As I develop characters and decide on who is the protagonist and antagonist in my story, I realize real life is not nearly that simple. Sure in my life story I’m the protagonist. But in someone else’s story, I may be the antagonist.
Many times, I’ve been the sidekick. Even, an ancillary character that fills in the background. And the character I portray in other people’s lives is very different from the character I am in my own story.
Which randomly brings to mind this Klimt painting. Each character is drawn relative to the other. If you remove one, the others lose their positions. And I think that is what makes storytelling so interesting. Everyone’s role is defined by the others. Remove one person from the picture and everything shifts.
What got me thinking so deeply about this? My online Writer’s Digest class. We had to describe our protagonist and antagonist and what motivates them. To me as the unbiased third-party story-teller, I am privy to all the facts and circumstances of their lives (or at least I like to think I am). It allows me to determine what role they play in the novel I am writing.
But then I have to delve into what roles they play among the other characters. And that is where things get convoluted. I have a heroine, who some view as a spoiled manipulative man-eater, while others see her as someone who put her friends first and suffers mightily for it. Same character, different perspectives. She is all these things. And that’s why I love writing her.

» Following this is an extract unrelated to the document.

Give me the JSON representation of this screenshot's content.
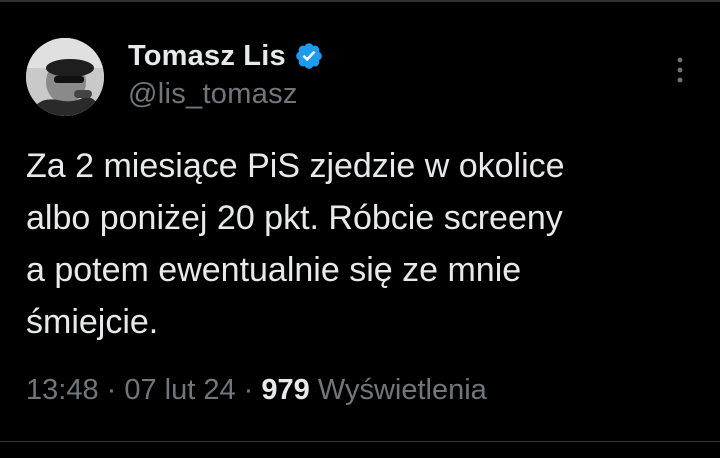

And I started wondering…hmmm in my own life…I’m sure I’ve been the antagonist in several people’s stories. I’m sure I’ve been good and bad and everything in between. And I started to wonder how I play out in other people’s stories. Which got me wondering, does anyone see themselves as the antagonist? Or do we all cast ourselves as protagonists in our own minds? Even when we may very well be the antagonist in many situations?